Keeping its tradition of inviting experts and keeping students abreast with latest trends developing in literary world, English department of University of Kashmir held a two days ‘National Seminar’ last week on “Revisiting Literary classics in the postmodern Secular World”.
Noted literary figure of sub-continent, and former Dean Faculty of Arts, KU, Prof G R Malik presided over the function.
Introducing the subject, HoD English department, Prof Hameedah Nayeem said, “there are significant voices claiming the death of literature because a stodgy post ‘Nietzchean’ world seems incapable of thinking or imagining grandly as the postmodern age with its ‘incredulity towards all narratives’ is incapable of sustaining grand visions and grand narratives.”

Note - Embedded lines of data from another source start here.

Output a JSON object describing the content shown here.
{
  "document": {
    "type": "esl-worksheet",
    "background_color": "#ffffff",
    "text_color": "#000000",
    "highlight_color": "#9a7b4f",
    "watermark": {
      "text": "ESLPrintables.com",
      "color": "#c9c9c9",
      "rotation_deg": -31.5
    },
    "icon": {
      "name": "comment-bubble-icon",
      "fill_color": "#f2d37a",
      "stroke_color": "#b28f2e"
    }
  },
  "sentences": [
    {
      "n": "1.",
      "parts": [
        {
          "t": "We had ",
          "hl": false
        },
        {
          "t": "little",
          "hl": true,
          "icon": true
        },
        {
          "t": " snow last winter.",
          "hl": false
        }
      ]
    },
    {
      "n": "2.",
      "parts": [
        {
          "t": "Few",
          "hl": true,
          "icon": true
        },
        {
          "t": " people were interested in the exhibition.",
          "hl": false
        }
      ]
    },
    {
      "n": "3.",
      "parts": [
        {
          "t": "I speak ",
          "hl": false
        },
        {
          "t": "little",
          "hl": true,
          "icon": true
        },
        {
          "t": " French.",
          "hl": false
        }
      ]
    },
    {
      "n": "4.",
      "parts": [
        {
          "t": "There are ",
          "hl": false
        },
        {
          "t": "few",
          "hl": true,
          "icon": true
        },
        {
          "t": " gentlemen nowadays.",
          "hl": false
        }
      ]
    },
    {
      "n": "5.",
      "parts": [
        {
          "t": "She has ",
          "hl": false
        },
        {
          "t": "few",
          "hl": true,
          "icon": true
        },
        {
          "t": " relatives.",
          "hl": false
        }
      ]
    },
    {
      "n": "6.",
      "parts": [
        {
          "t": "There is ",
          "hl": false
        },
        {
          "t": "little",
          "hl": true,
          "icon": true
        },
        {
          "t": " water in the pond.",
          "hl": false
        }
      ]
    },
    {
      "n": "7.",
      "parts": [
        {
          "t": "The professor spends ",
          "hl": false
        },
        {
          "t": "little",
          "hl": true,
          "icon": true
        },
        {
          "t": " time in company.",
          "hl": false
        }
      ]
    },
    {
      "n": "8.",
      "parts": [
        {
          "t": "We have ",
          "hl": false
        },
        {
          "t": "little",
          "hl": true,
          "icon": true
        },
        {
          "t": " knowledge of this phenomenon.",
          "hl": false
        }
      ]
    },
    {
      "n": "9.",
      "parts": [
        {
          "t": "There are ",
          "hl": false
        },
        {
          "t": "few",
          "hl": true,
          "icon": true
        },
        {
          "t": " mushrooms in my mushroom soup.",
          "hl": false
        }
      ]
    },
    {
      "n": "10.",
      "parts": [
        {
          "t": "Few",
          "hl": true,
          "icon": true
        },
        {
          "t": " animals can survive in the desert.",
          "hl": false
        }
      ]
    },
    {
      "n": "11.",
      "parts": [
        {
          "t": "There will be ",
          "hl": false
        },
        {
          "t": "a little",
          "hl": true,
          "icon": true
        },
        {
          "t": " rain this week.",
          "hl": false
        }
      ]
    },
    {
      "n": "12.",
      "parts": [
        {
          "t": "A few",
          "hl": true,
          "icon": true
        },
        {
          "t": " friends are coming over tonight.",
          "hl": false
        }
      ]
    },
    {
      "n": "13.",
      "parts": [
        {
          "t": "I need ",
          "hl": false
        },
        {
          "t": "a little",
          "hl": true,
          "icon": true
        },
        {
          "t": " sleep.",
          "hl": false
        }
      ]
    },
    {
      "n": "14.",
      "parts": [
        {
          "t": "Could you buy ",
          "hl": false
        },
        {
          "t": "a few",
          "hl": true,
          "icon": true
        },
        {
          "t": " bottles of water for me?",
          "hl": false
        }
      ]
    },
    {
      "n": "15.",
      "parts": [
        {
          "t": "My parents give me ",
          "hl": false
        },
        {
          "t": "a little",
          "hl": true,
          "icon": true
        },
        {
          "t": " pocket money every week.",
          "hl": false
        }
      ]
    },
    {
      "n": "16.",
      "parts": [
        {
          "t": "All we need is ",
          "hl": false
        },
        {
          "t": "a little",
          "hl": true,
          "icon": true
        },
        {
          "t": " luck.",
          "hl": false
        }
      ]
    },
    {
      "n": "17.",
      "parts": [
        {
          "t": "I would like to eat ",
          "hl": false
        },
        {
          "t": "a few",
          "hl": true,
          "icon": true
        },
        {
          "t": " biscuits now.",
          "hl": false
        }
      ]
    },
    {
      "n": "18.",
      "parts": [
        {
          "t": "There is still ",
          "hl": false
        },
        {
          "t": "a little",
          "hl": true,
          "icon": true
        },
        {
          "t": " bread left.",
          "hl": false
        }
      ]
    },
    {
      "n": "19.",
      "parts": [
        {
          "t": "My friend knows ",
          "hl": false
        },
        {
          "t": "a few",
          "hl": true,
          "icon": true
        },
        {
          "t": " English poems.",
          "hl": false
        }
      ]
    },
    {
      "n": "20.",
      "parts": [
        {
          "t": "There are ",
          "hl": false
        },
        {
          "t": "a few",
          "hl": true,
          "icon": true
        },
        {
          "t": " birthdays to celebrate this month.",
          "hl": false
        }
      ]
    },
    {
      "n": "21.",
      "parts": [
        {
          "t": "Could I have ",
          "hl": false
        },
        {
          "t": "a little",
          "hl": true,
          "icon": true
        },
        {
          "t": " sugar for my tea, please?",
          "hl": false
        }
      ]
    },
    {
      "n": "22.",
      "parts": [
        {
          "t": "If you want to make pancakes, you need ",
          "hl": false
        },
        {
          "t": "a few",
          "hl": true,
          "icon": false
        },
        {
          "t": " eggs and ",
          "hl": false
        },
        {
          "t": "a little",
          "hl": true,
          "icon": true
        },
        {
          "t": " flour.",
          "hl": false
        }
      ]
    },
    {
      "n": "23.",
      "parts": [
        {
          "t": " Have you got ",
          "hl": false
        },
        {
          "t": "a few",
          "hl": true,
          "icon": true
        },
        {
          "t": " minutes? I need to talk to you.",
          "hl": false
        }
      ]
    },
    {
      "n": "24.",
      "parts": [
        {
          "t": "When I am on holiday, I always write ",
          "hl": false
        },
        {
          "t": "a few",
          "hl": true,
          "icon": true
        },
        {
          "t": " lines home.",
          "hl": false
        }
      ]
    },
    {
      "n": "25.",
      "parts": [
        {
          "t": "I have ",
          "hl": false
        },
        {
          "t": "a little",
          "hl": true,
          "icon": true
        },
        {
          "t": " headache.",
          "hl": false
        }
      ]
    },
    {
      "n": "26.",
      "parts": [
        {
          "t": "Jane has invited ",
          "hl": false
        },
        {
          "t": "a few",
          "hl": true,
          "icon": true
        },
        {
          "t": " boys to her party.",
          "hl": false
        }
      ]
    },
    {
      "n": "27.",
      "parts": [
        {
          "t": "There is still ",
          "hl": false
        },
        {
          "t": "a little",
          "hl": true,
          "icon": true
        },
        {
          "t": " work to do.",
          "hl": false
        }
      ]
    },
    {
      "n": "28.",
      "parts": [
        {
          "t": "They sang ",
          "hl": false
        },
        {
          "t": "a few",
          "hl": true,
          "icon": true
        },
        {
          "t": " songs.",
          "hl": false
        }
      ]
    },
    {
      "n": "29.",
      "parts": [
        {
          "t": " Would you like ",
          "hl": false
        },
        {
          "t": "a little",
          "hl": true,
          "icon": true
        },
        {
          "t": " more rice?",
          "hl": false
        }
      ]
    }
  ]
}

“The rise of a number of new perspectives in criticism- from cultural materialism to new historicism to deconstruction to neo-colonialism and a number of neo-Marxist appropriations of traditional critical approaches- are all wedded to a certain form of de-canonization discourse. Literature is increasingly reduced to ideology and history of its production and the transcendence that it traditionally invoked is out of fashion in literary circles. A consumer culture swallows proliferating literary criticism productions but literature, as understood in classical sense, is the first casualty in the process,” she said.
The department earlier this year organized a day-long seminar on Kashmir’s own poet, Agha Shahid Ali.
“It is no longer learning profound truths about life and salvation and creative delight that used to be experienced in classrooms and in literary gatherings. The Classics are suspected and their halo disrobed. At present literature is indeed fighting to survive in the desacralized context. With incredulity towards all narratives of emancipation and in its obsession with the ontologies of the singular and the cult of surfaces. A great number of classics have often been traditionally read in symbolic and esoteric terms as the odysseys of soul. But a world that suspects the soul and its need for salvation is indeed insensitive to the charm and depth of the culture of classics. The precedence of ideology over pedagogy has now invaded departments of literature and culture. Although classics are still in curriculum but what they once signified and the way they were once taught has significantly changed. The question is: should the culture of disavowal of classics be accepted with stoic resignation as warranted by changed cultural predilections of the (post)modern world or should it be critiqued and suspected in turn as complicit with certain ideological forces?”
Prof Hameedah said that papers were invited that sought to interrogate the current understanding fostered in the name of de-canonization, ideological and other approaches to criticism that downplay original contexts, reception and significance of the culture of classics that has dominated the world till recently. “The seminar also proposes to explore related issues like renaissance in folklore studies and the thematic and formal connections between folklore and classics. It would also examine marginalized brand of literary criticism that still builds on the classical understanding of literary texts. It would seek to radicalize the claim of neo-colonial criticism to explore the esteem that the colonized world gave to its classics. The seminar would give particular attention to certain attempts in the modern world at writing classics in the new setting that appropriated or, more frequently, parodied classics and eschewed their connection to the sacred or traditional cosmology and pneumatology,” she added.
Prof Sridhar Rajeswaran presented a comprehensive keynote address dwelling on ancient to modern classics and cinematographic representations of the old classics and explained how old classics could be adopted in the postmodern age.
In his address, Prof G R Malik said that postmodern sensibility and classics are intrinsically opposed to each other and hence classics are disrobed by modern critics. “But timeless classics will always transcend time and be relevant to all those who look for them,” he said.